[Items from an interface collection]
○ ○ ○ ○ ○ ○ ○

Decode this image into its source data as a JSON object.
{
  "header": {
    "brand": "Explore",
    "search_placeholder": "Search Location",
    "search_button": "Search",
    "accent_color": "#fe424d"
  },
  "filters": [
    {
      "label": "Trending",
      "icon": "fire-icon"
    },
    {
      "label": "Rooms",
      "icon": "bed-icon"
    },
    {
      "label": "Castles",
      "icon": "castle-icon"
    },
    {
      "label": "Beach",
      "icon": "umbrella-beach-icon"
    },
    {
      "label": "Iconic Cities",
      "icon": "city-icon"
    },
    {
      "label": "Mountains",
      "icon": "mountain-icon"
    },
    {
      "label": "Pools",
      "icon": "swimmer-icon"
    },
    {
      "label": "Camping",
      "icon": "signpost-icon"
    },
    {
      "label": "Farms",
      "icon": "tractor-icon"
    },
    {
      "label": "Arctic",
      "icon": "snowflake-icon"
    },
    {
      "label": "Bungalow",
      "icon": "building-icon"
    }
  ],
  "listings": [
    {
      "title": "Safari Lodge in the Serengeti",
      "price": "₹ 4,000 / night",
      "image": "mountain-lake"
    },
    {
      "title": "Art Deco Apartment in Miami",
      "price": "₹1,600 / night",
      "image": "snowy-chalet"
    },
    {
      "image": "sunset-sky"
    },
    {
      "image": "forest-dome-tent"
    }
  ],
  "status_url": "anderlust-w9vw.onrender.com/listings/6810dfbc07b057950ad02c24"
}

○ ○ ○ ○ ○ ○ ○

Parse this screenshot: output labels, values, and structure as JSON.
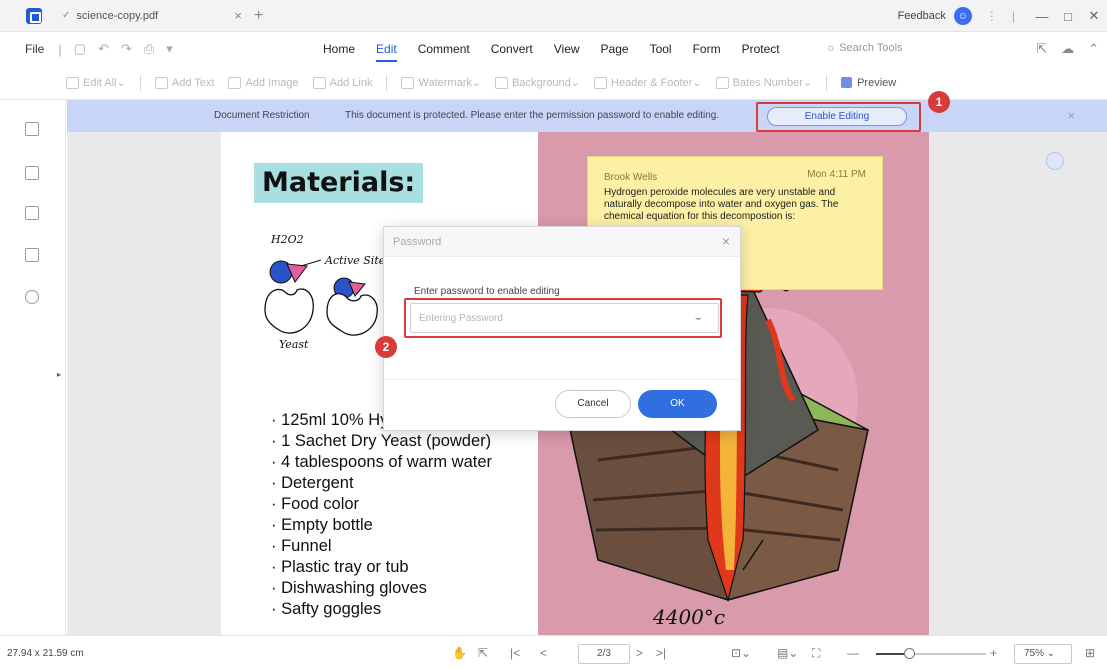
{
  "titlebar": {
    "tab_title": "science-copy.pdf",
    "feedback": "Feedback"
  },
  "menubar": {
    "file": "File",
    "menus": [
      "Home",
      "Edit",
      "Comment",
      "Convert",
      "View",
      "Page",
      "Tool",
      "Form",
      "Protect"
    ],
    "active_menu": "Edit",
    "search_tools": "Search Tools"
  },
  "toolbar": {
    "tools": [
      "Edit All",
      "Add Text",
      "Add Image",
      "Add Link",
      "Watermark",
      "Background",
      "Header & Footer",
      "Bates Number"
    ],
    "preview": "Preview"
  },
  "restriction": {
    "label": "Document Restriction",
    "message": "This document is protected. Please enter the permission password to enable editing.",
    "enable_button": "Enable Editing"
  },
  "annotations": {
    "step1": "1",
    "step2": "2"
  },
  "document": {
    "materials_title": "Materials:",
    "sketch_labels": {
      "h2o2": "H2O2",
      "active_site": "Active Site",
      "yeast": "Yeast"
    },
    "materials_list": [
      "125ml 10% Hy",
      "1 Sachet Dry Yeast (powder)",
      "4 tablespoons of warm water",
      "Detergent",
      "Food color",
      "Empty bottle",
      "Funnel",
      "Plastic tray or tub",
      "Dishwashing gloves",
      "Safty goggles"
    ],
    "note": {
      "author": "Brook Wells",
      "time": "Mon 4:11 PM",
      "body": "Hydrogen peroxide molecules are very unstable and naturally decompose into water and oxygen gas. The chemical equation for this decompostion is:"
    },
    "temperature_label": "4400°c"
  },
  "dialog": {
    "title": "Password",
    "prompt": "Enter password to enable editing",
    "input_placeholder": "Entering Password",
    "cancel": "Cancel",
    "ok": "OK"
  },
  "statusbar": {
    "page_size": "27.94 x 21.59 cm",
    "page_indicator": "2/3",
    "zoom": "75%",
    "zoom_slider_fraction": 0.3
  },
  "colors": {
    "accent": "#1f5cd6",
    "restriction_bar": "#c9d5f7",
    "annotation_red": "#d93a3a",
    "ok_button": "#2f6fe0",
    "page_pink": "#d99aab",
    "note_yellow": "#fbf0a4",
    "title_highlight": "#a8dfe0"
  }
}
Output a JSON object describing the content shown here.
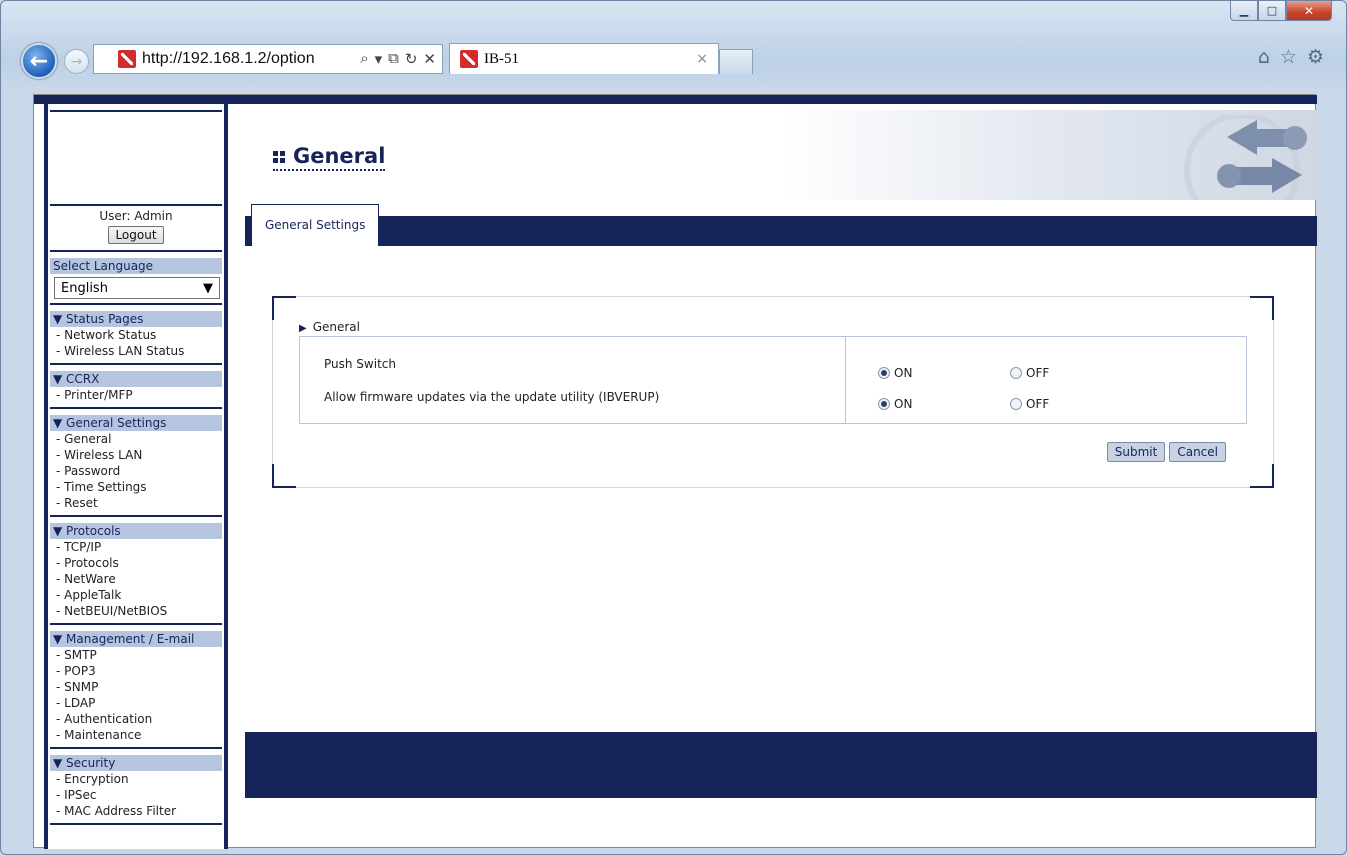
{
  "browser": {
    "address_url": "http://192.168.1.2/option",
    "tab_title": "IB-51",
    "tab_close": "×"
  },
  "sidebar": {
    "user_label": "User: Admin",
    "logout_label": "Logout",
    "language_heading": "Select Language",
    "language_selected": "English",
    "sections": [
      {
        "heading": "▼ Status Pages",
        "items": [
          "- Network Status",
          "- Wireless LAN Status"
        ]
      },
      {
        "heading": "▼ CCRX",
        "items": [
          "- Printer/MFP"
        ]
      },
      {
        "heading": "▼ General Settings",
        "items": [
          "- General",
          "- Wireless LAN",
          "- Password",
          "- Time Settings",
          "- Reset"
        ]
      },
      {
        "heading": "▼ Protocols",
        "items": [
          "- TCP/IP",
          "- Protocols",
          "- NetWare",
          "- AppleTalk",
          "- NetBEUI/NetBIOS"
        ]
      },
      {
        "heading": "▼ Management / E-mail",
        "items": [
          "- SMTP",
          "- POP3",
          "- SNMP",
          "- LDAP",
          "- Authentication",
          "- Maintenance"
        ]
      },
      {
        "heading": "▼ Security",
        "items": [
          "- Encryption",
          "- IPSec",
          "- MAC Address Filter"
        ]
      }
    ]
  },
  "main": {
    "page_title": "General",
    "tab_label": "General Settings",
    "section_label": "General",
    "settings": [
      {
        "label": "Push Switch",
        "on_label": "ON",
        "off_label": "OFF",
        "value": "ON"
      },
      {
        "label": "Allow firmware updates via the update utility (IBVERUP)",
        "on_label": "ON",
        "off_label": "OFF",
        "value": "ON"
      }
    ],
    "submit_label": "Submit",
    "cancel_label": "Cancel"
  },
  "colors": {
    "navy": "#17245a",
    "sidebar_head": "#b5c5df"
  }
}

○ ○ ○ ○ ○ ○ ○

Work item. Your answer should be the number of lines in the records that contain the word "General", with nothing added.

Response to this task. 5